Entrepreneurs tend to want to invest every moment of their time and energy into their business. The issue is they have a finite amount of both, which means time and energy must be sacrificed from one's personal life. Farewell to time spent with family, friends or on one's personal wellbeing.
It's easy to become completely consumed by work. It even happens to those in more traditional careers, and we tend to refer to these people as 'workaholics." Entrepreneurs, however, are much more susceptible to this.
Find That One Thing
I recommend finding one thing outside of your work, even if it's a small one. This needs to be something that you do every day with your undivided attention.
For me, it is driving my kids to school every morning. I've been doing this for years now, and it's a small thing that has made a big impact on my family and me.
I have a simple rule: I don't start the business day until I've dropped them off. This means not responding to emails and texts, which allows me to be "present" as a father and husband.
In the car, we usually talk about things that are going on in school for them. Sometimes it's their friends. Sometimes it's their homework. Sometimes it's their extracurricular activities. Whatever it is, it is important for me to listen and be engaged.
This activity not only grounds me, but it also gives me the energy and enthusiasm to tackle daunting challenges the day may bring.
Serve Something Outside of Work
Whatever your one thing is, the concept is not to focus on work for a period and attend to some other aspect of your life. For me, that's my family.
What I've found is that when entrepreneurs are so wrapped up in our work, we feel like there's never enough time to get done what we need to get done. But when you spend time serving the people you love, serving something other than work, it almost magically creates more time, more capacity, and more ability to do the work you thought you didn't have time for.
If you're not sure what your one thing should be, the best advice is to really listen to what your friends and family are saying. Often they'll drop subtle (or sometimes not-so-subtle) clues to things they're concerned about.
These are probably areas of your life that you've been neglecting because of your business.

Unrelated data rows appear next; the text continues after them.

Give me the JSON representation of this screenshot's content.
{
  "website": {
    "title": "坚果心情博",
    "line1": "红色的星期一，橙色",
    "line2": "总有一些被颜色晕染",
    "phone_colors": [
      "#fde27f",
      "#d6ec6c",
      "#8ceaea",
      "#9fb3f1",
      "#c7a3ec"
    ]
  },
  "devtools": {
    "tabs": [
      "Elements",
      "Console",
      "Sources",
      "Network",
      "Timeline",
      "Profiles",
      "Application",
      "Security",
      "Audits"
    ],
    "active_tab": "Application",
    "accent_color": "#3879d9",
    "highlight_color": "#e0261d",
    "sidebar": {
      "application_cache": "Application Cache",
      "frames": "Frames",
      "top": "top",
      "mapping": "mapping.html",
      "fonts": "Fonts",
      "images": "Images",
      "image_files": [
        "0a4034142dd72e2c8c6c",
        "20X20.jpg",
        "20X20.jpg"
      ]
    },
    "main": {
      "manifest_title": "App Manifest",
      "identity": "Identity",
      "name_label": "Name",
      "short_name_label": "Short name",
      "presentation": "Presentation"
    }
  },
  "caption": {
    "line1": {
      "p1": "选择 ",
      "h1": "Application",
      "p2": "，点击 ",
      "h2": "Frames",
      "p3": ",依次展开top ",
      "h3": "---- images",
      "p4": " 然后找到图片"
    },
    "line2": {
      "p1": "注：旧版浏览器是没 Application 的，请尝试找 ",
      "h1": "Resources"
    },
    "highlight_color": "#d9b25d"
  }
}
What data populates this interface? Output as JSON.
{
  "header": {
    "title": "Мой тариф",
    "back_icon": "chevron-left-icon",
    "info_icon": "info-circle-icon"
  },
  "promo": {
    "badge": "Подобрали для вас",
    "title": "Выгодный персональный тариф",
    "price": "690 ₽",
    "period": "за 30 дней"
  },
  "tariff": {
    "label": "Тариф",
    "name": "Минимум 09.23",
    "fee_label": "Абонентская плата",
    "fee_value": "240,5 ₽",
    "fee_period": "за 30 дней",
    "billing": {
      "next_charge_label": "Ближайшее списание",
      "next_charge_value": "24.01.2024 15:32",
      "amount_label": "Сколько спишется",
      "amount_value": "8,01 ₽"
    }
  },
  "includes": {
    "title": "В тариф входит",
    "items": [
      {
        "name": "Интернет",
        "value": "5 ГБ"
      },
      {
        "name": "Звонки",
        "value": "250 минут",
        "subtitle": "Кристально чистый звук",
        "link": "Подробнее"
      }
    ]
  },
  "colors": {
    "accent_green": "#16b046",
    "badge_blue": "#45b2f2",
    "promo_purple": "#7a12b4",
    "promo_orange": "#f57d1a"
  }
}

Trust that they know what they are talking about - I know personally how easy it can be to be stubborn and dismissive of critique from those close to you, but they are almost always right.